• _TASK DETAILS_: Gather from the listing below each line that includes the word "JSON", and copy it.

• _DATA SECTION_:
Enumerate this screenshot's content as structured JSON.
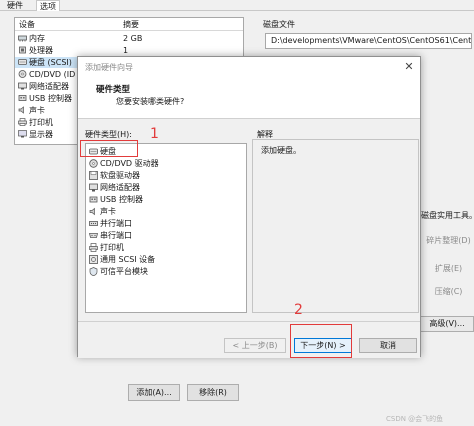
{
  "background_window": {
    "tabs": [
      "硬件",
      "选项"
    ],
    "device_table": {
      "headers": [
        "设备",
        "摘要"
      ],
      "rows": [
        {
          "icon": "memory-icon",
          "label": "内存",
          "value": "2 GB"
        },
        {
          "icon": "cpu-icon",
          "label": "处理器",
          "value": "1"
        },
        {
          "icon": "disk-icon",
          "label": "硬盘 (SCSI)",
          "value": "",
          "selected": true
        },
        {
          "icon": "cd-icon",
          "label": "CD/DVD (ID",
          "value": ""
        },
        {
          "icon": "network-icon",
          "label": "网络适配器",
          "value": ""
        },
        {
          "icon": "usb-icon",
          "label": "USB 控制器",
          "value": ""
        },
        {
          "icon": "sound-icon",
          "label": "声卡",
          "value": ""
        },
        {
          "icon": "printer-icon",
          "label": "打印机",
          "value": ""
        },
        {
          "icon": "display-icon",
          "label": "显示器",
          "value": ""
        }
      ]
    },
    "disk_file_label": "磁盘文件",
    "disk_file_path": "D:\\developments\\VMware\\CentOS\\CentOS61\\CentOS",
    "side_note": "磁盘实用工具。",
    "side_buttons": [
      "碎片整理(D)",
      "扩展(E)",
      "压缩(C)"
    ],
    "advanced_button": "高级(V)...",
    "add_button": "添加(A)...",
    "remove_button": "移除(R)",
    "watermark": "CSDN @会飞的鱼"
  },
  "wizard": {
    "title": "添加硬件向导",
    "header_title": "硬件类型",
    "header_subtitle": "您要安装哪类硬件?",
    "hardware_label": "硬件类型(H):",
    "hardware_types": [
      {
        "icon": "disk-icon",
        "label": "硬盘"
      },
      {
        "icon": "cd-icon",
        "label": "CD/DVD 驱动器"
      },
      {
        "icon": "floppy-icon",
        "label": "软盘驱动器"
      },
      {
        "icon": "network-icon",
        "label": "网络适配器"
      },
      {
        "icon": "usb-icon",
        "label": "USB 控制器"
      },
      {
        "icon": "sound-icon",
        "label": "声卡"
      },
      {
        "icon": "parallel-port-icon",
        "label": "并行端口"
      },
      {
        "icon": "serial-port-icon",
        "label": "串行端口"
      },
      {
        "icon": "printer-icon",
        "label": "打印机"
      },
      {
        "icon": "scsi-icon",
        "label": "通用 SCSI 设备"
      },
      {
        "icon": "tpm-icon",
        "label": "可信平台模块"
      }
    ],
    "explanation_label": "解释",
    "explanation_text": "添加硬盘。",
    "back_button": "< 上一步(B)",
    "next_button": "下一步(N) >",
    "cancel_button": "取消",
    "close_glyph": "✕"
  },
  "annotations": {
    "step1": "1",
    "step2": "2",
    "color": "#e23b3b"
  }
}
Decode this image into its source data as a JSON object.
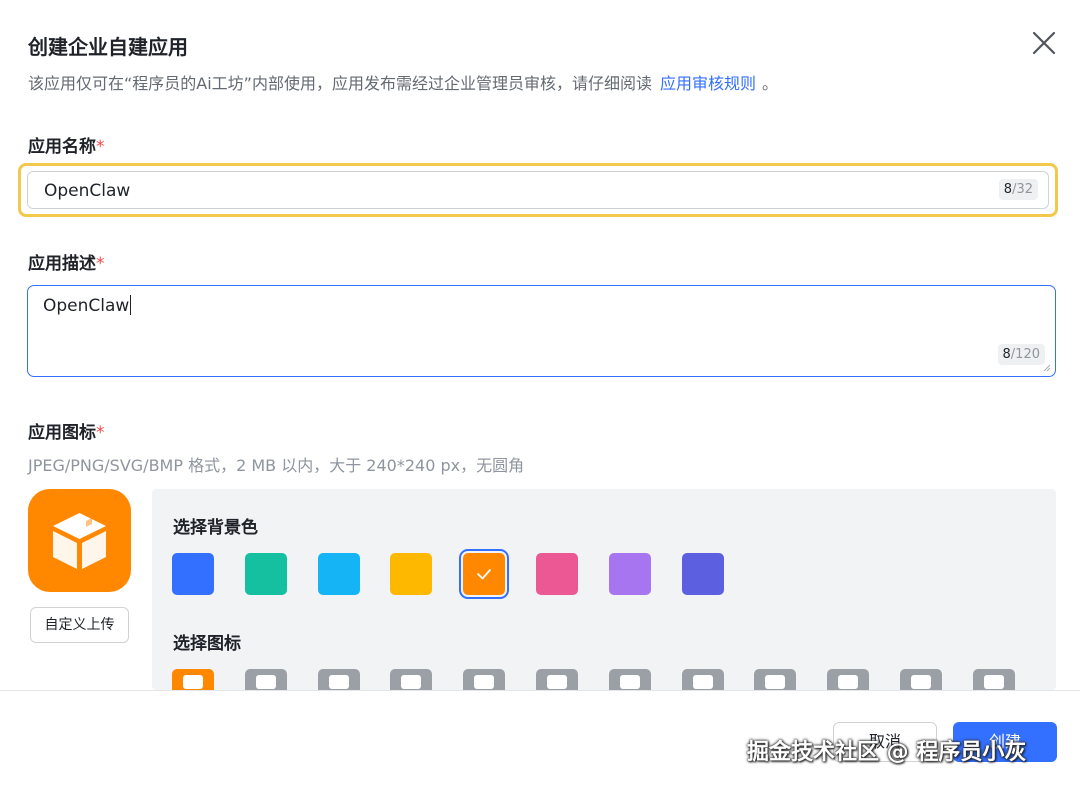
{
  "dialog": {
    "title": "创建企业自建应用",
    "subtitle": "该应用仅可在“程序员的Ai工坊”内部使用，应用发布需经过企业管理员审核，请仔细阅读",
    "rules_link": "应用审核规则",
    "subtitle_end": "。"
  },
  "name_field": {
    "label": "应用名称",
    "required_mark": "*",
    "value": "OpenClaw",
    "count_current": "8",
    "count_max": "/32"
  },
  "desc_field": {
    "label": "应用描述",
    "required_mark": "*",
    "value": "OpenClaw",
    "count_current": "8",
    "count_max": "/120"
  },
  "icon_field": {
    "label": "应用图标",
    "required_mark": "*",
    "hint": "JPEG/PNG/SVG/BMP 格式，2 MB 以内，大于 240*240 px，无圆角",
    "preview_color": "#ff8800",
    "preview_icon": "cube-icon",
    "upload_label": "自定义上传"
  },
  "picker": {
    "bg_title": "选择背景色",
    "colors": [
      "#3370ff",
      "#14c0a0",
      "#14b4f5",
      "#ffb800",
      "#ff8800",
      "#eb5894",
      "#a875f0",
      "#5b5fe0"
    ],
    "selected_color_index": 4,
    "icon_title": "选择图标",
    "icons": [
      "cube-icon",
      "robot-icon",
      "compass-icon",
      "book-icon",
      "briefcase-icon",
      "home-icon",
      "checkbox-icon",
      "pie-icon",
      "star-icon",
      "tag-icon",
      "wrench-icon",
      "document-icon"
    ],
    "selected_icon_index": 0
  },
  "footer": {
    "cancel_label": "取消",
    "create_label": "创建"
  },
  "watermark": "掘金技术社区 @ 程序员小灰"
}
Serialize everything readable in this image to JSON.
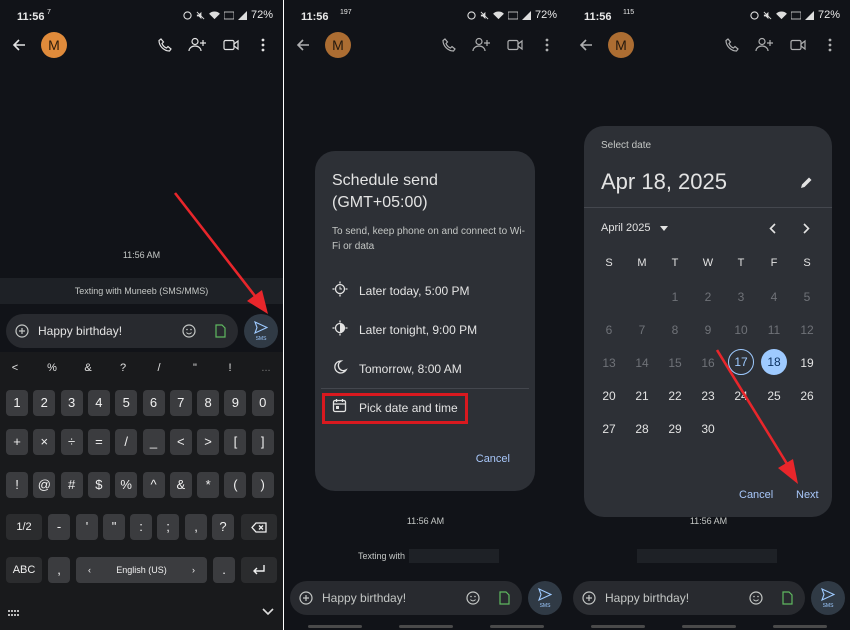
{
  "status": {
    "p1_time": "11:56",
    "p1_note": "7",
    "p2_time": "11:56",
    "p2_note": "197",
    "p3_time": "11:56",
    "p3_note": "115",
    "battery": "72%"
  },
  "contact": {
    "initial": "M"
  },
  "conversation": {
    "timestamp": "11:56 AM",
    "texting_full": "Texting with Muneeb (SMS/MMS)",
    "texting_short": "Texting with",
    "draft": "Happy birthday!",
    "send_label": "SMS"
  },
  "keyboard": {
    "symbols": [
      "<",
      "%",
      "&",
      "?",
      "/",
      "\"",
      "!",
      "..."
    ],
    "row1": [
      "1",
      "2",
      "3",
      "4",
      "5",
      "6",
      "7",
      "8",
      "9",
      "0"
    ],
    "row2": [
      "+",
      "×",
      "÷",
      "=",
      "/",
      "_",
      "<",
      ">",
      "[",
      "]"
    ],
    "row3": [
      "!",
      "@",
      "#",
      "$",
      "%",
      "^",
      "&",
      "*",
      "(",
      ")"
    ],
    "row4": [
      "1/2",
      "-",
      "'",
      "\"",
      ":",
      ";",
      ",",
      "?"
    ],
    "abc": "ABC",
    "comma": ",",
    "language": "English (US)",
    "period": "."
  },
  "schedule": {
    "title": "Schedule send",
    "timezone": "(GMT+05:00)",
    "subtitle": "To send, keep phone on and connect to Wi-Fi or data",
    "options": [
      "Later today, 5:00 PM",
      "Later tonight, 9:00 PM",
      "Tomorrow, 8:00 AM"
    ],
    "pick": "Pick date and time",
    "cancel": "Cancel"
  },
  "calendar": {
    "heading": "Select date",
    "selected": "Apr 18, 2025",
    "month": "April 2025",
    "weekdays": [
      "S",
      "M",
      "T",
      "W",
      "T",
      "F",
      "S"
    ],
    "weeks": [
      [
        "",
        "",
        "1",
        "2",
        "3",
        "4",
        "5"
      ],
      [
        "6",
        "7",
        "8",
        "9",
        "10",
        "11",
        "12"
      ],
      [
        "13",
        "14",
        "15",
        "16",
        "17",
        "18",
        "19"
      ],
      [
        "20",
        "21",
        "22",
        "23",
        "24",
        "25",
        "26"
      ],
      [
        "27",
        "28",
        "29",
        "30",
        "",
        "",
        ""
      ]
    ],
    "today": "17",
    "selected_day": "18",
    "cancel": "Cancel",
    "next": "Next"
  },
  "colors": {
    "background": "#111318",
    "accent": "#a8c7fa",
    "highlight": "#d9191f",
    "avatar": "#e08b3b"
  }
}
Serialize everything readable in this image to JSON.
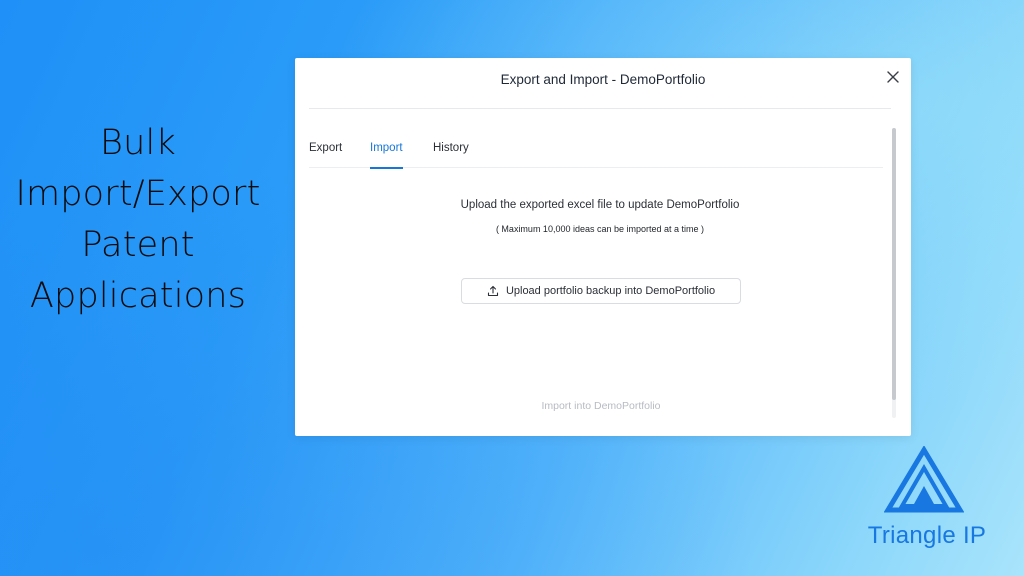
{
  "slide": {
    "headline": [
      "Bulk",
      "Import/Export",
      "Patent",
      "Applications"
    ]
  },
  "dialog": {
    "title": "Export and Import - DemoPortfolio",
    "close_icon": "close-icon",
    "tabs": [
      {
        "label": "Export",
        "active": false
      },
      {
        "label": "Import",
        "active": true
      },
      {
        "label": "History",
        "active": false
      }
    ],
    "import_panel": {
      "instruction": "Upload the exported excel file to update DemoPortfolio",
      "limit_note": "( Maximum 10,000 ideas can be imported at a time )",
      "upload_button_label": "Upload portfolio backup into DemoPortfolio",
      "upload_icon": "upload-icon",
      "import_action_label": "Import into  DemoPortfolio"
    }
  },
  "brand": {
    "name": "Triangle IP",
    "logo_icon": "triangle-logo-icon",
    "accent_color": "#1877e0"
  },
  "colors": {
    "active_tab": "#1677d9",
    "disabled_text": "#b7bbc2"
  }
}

• _TASK ANSWER_:
Enumerate this screenshot's content as structured JSON.
Decode this image into its source data as a JSON object.
Serialize everything readable in this image to JSON.
Serialize everything readable in this image to JSON.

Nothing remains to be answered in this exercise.